Any idea how many revisions you went through? Any darlings you had to murder?

My editor, agent, and I went through, I think, four revisions? But there was never a massive overhaul, no huge rewrite. It was mostly little things, like changing a few names and reversing the last two scenes the book. I didn’t have to murder any darlings for this one! My second book, though … That’s been another story! 

How long have you been writing? 

I started writing and reading a lot when I was in grade school. When I was twelve or thirteen I asked my mom how novels are made. I was in this heavy Stephen King phase at the time, and I’d just had this earth-shattering revelation that Stephen King was a grown-up person, and he had written these novels and given them to the library (I was fuzzy on the process). I wanted to do that, too. My mom gave me TERRIBLE advice (sometimes moms are fuzzy on the process, too … she told me that there were computer programs that wrote books, now. She doesn’t remember saying this) but I was smart enough not to listen to her. I wrote my first novel about an alien entity that could jump from one body to the next, taking over consciousness for a period of time before moving on. It was called JUMPER, and it was truly horrible. But it marked the start of a journey. And I hope each thing I’ve written has gotten slightly less horrible.

I’m sure all of your characters are your brain children, but if you had to pick a favorite, who might it be?

For HALF LIFE, I really liked writing Lyle because he was so different from anyone that Molly, my MC, has so far encountered in her life. She’s surrounded by positive, supportive people, and then you have Lyle—who’s selfish, egotistical and incredibly immature. It was a challenge to make him so flawed without making the reader hate him. I mean, I want people to care that he dies (not a spoiler! He dies in the first chapter) and I want people to feel sorry for him—that he’s never able to grow up. He’s a good guy, really. He just hasn’t realized that yet. 

You have a gorgeous blog combining two of my favorite things—words and pictures. Can you share a picture of your favorite place to write?
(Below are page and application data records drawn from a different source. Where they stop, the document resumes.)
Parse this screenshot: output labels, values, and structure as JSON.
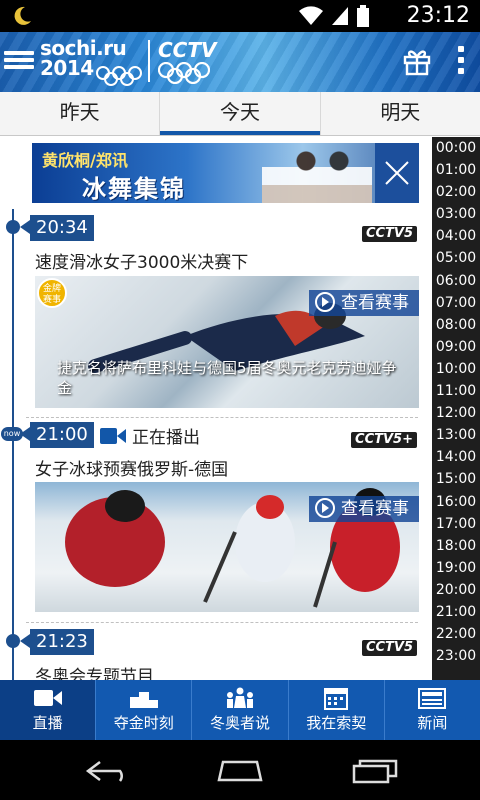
{
  "status_bar": {
    "time": "23:12",
    "icons": [
      "moon-icon",
      "wifi-icon",
      "signal-icon",
      "battery-icon"
    ]
  },
  "header": {
    "logo_line1": "sochi.ru",
    "logo_line2": "2014",
    "broadcaster": "CCTV",
    "icons": [
      "menu-icon",
      "gift-icon",
      "more-icon"
    ]
  },
  "tabs": [
    {
      "label": "昨天",
      "active": false
    },
    {
      "label": "今天",
      "active": true
    },
    {
      "label": "明天",
      "active": false
    }
  ],
  "banner": {
    "line1": "黄欣桐/郑讯",
    "line2": "冰舞集锦",
    "close_icon": "close-icon"
  },
  "schedule": [
    {
      "time": "20:34",
      "channel": "CCTV5",
      "title": "速度滑冰女子3000米决赛下",
      "view_label": "查看赛事",
      "medal_label": "金牌赛事",
      "caption": "捷克名将萨布里科娃与德国5届冬奥元老克劳迪娅争金"
    },
    {
      "time": "21:00",
      "now_badge": "now",
      "live_label": "正在播出",
      "channel": "CCTV5+",
      "title": "女子冰球预赛俄罗斯-德国",
      "view_label": "查看赛事"
    },
    {
      "time": "21:23",
      "channel": "CCTV5",
      "title": "冬奥会专题节目"
    }
  ],
  "hours": [
    "00:00",
    "01:00",
    "02:00",
    "03:00",
    "04:00",
    "05:00",
    "06:00",
    "07:00",
    "08:00",
    "09:00",
    "10:00",
    "11:00",
    "12:00",
    "13:00",
    "14:00",
    "15:00",
    "16:00",
    "17:00",
    "18:00",
    "19:00",
    "20:00",
    "21:00",
    "22:00",
    "23:00"
  ],
  "bottom_nav": [
    {
      "label": "直播",
      "icon": "video-camera-icon",
      "active": true
    },
    {
      "label": "夺金时刻",
      "icon": "podium-icon",
      "active": false
    },
    {
      "label": "冬奥者说",
      "icon": "people-icon",
      "active": false
    },
    {
      "label": "我在索契",
      "icon": "calendar-icon",
      "active": false
    },
    {
      "label": "新闻",
      "icon": "news-icon",
      "active": false
    }
  ],
  "colors": {
    "primary": "#1259b0",
    "timeline": "#1d4f8e",
    "hours_bg": "#1e1e1e"
  }
}
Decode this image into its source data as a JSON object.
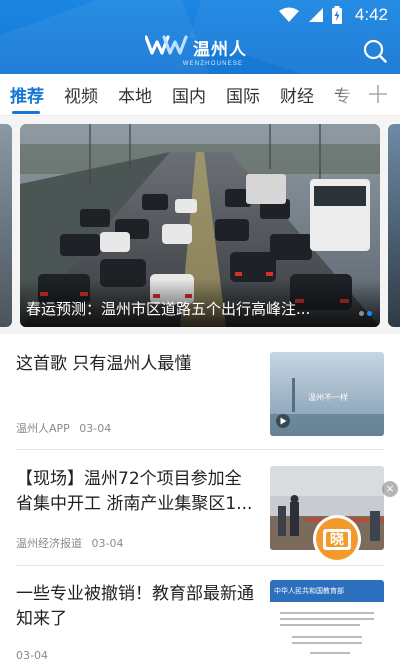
{
  "status_bar": {
    "time": "4:42",
    "icons": [
      "wifi-icon",
      "cell-signal-icon",
      "battery-charging-icon"
    ]
  },
  "header": {
    "logo_name": "温州人",
    "logo_subtitle": "WENZHOUNESE",
    "brand_color": "#1677d4",
    "search_icon": "search-icon"
  },
  "tabs": {
    "items": [
      {
        "label": "推荐",
        "active": true
      },
      {
        "label": "视频"
      },
      {
        "label": "本地"
      },
      {
        "label": "国内"
      },
      {
        "label": "国际"
      },
      {
        "label": "财经"
      },
      {
        "label": "专"
      }
    ],
    "add_icon": "plus-icon"
  },
  "carousel": {
    "caption": "春运预测：温州市区道路五个出行高峰注...",
    "active_dot_color": "#1e88ff"
  },
  "articles": [
    {
      "title": "这首歌 只有温州人最懂",
      "source": "温州人APP",
      "date": "03-04",
      "thumb_text": "温州不一样"
    },
    {
      "title": "【现场】温州72个项目参加全省集中开工 浙南产业集聚区1...",
      "source": "温州经济报道",
      "date": "03-04"
    },
    {
      "title": "一些专业被撤销！教育部最新通知来了",
      "source": "",
      "date": "03-04",
      "thumb_text": "中华人民共和国教育部"
    }
  ],
  "floating_widget": {
    "label": "晓",
    "close": "×"
  }
}
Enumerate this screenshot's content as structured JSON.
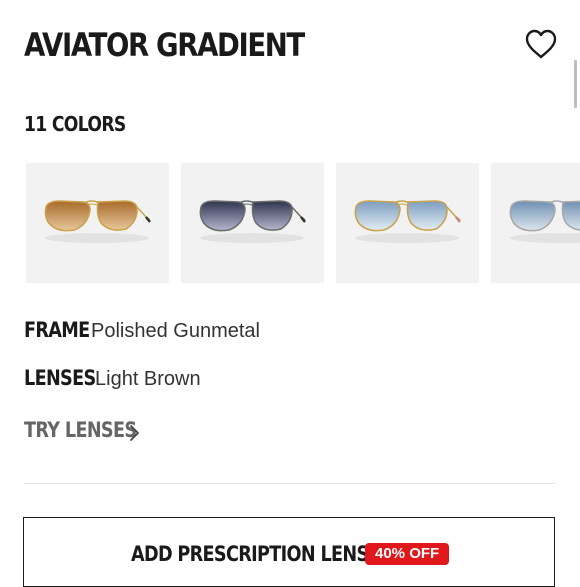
{
  "product": {
    "title": "AVIATOR GRADIENT",
    "favorite_icon": "heart-outline-icon",
    "colors_count": "11 COLORS"
  },
  "swatches": [
    {
      "name": "gold-frame-light-brown-gradient",
      "lens_color": "#b07a3e",
      "frame_color": "#c9a24a"
    },
    {
      "name": "gunmetal-frame-blue-gradient",
      "lens_color": "#5a5f78",
      "frame_color": "#6b6b6b"
    },
    {
      "name": "gold-frame-light-blue-gradient",
      "lens_color": "#9db6cf",
      "frame_color": "#c9a24a"
    },
    {
      "name": "silver-frame-light-blue-gradient",
      "lens_color": "#8ea7c0",
      "frame_color": "#a7a7a7"
    }
  ],
  "attributes": {
    "frame_label": "FRAME",
    "frame_value": "Polished Gunmetal",
    "lenses_label": "LENSES",
    "lenses_value": "Light Brown"
  },
  "try_lenses": {
    "label": "TRY LENSES",
    "icon": "chevron-right-icon"
  },
  "prescription": {
    "label": "ADD PRESCRIPTION LENSES",
    "badge": "40% OFF"
  },
  "colors": {
    "badge_red": "#e0181c",
    "text": "#1a1a1a",
    "swatch_bg": "#f2f2f2",
    "muted": "#666666"
  }
}
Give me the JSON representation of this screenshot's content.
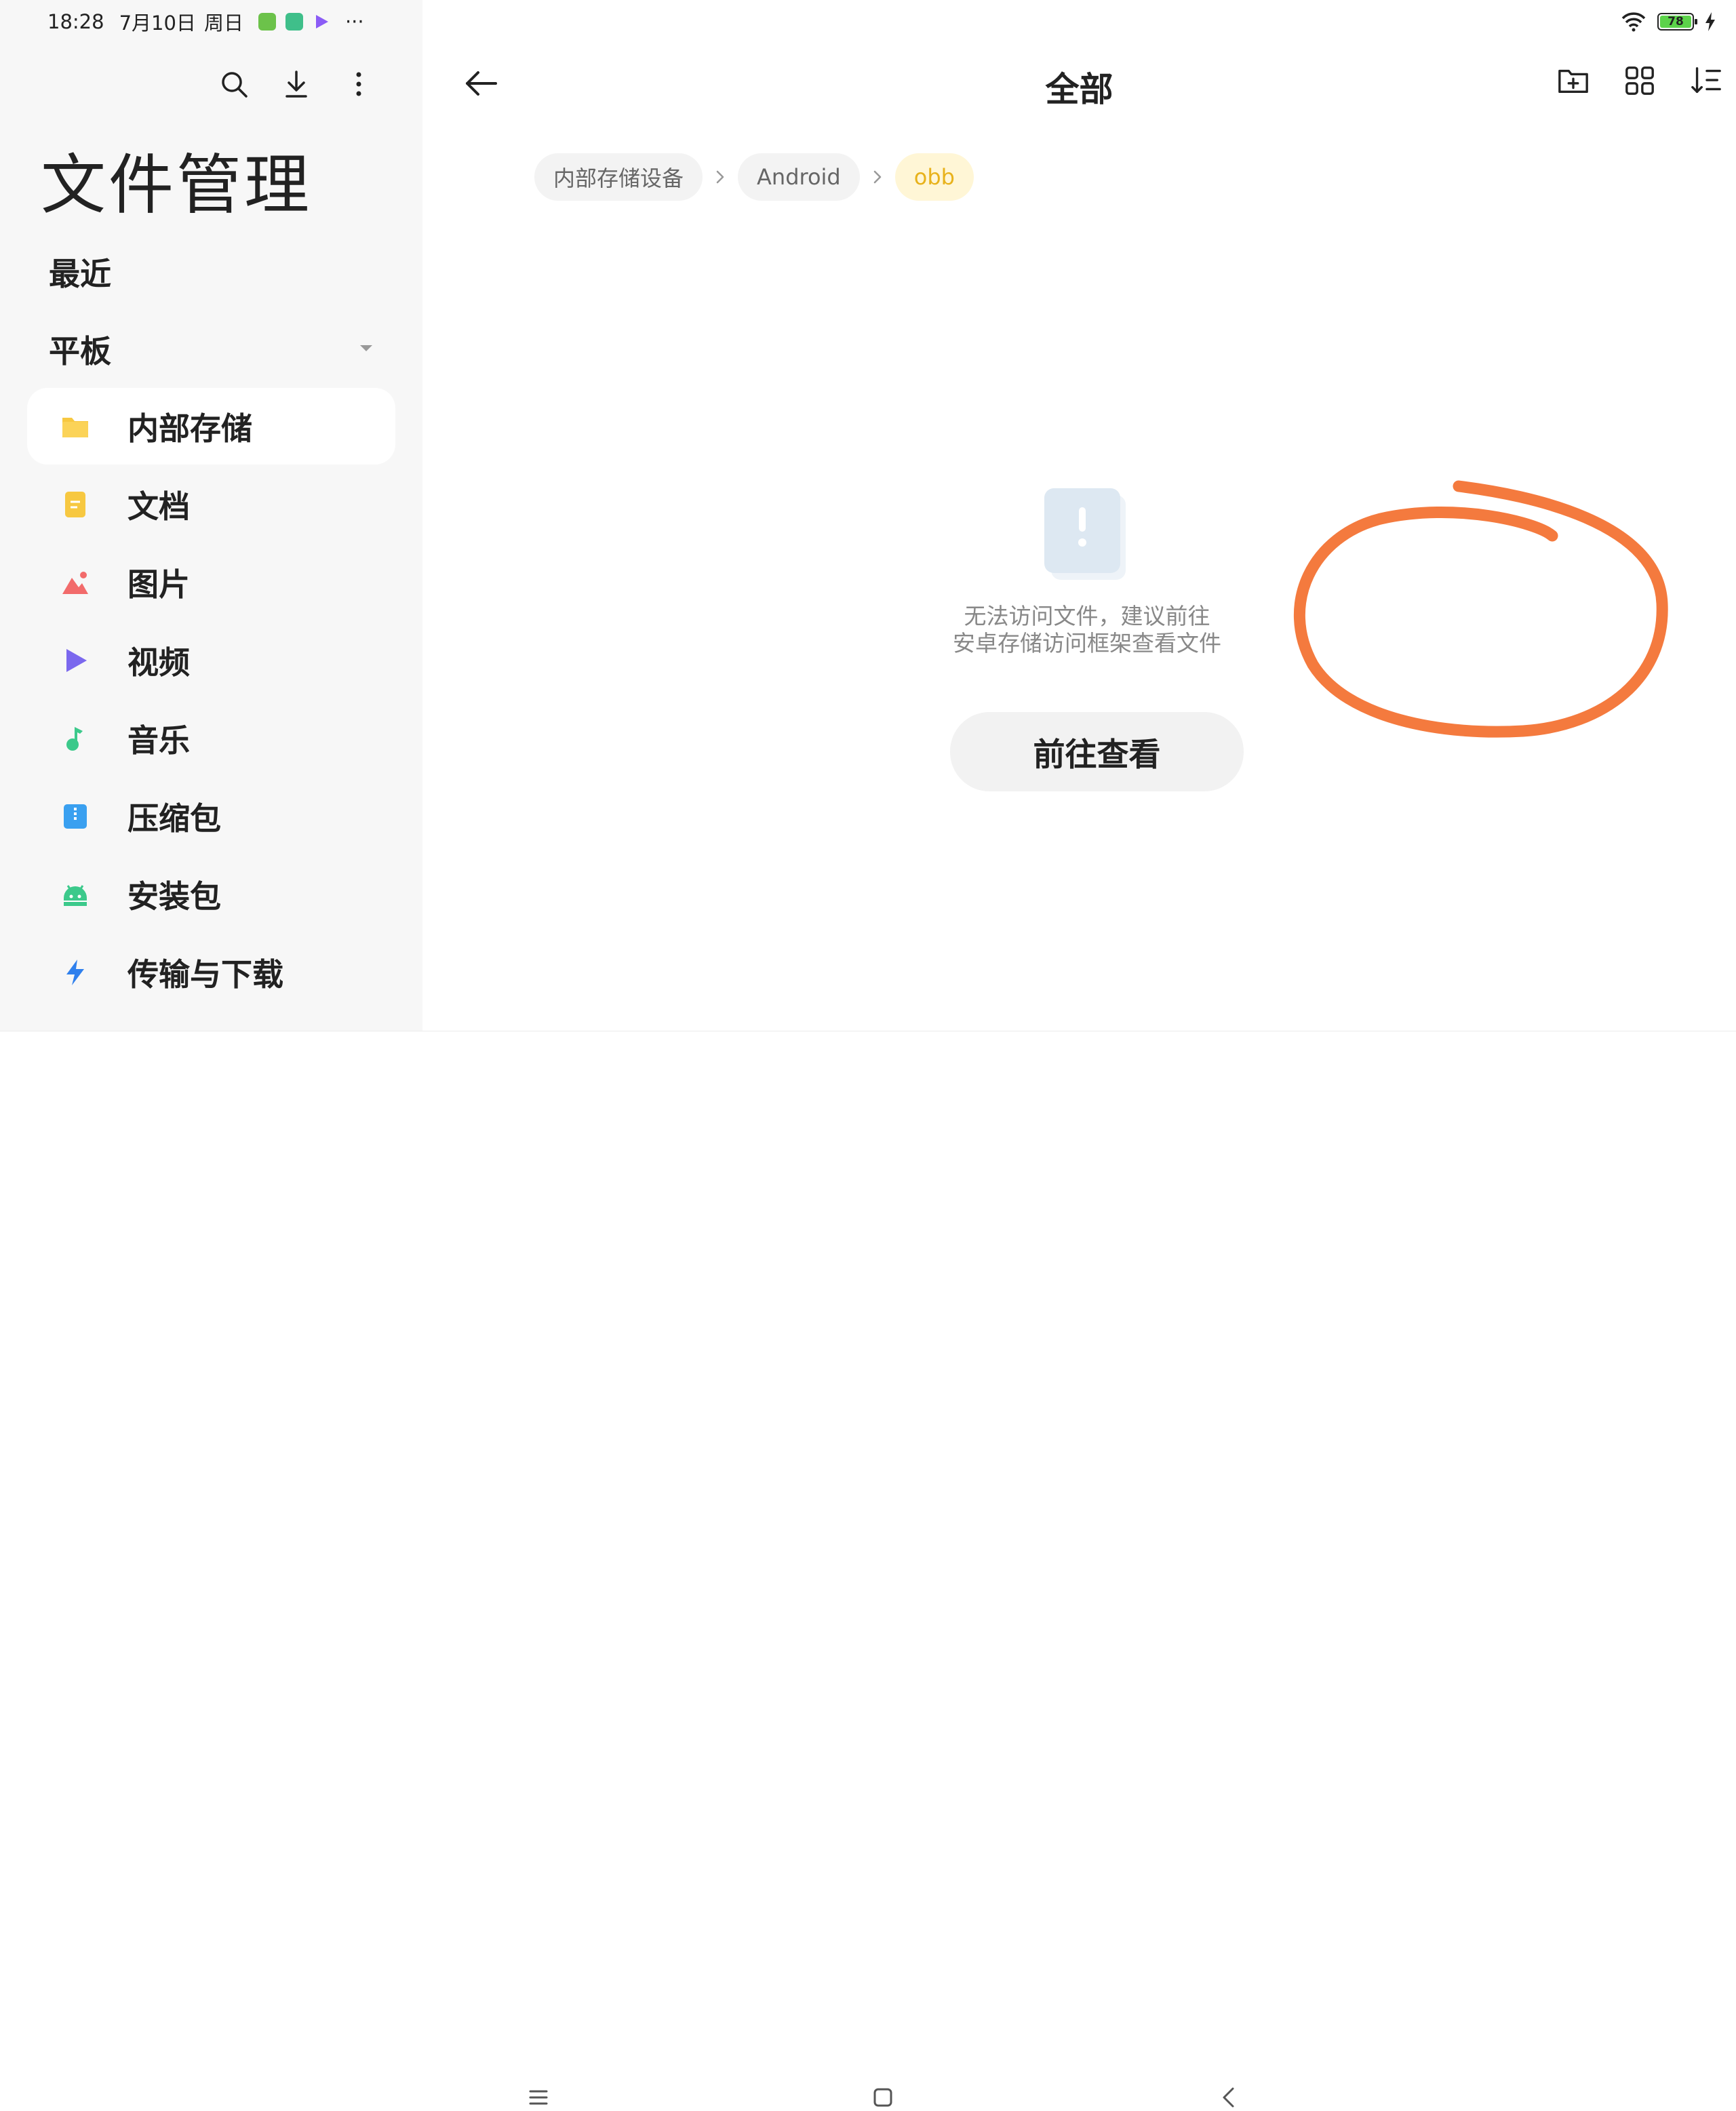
{
  "status": {
    "time": "18:28",
    "date": "7月10日",
    "weekday": "周日",
    "more": "···",
    "battery": "78",
    "app_icon_colors": [
      "#6cc24a",
      "#3fbf8a",
      "#8b5cf6"
    ]
  },
  "sidebar": {
    "app_title": "文件管理",
    "section_recent": "最近",
    "section_tablet": "平板",
    "items": [
      {
        "label": "内部存储",
        "icon": "folder-icon",
        "color": "#f7c841",
        "active": true
      },
      {
        "label": "文档",
        "icon": "document-icon",
        "color": "#f7c841"
      },
      {
        "label": "图片",
        "icon": "picture-icon",
        "color": "#f26b6b"
      },
      {
        "label": "视频",
        "icon": "video-icon",
        "color": "#7b68ee"
      },
      {
        "label": "音乐",
        "icon": "music-icon",
        "color": "#3cc98b"
      },
      {
        "label": "压缩包",
        "icon": "archive-icon",
        "color": "#3aa0f0"
      },
      {
        "label": "安装包",
        "icon": "android-icon",
        "color": "#3cc98b"
      },
      {
        "label": "传输与下载",
        "icon": "transfer-icon",
        "color": "#2f80ed"
      }
    ]
  },
  "header": {
    "title": "全部"
  },
  "breadcrumb": [
    "内部存储设备",
    "Android",
    "obb"
  ],
  "empty_state": {
    "line1": "无法访问文件，建议前往",
    "line2": "安卓存储访问框架查看文件",
    "button_label": "前往查看"
  },
  "colors": {
    "accent": "#e8b21b",
    "annotation": "#f47a3e"
  }
}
Ohhh, thank you! My blog is so personal, I’m surprised whenever someone actually likes it. Sometimes I think I should make it more about writing or my books, but it always feels a little disingenuous when I put that sort of stuff up there. I’m not sure why! I’m trying to get over that. As far as my favorite place to write… This is where I used to write when I lived in New York. I had a studio apartment in Crown Heights in Brooklyn with these three gorgeous windows. I spent hours and hours in that grey armchair, and it was where I eventually wrote the majority of HALF LIFE (although the chair and I weren’t in Brooklyn anymore, we had moved to Connecticut). I love that chair. 

photo cred:

photo credit: Amanda Jane Shank

If you could have any superhero power, what would it be?

The ability to freeze time. It’s moving much too quickly. 

Which Hogwarts house would you be sorted into?

I think Ravenclaw, because I’m not overly adventurous and I like learning new things. And I read too much to be in Gryffindor. I don’t have time for rescuing people from giant snakes. 

Ha! Favorite Billy Joel song. Go.

To Make You Feel My Love, which was actually written by Bob Dylan but first released by Billy Joel. This has been my favorite love song since I heard Garth Brooks’ version when I was a very young, sentimental kid. I think there’s something pretty magical about unironic love songs. 

Do you have a top 3 list of books or authors, or a recommended reading list?

How about this: if I could somehow smash together the writing of Gabriel Garciá Márquez, Donald Barthelme, and Vincent Van Gogh, the ensuing novel would be the exact thing I want to write. Someday I will get there. 


Are you an author that has been (or will soon be) traditionally published? I’d love to interview you and turn you into your own adorable 8-bit sprite! Contact me on Twitter or e-mail me: lara willard at icloud dot com.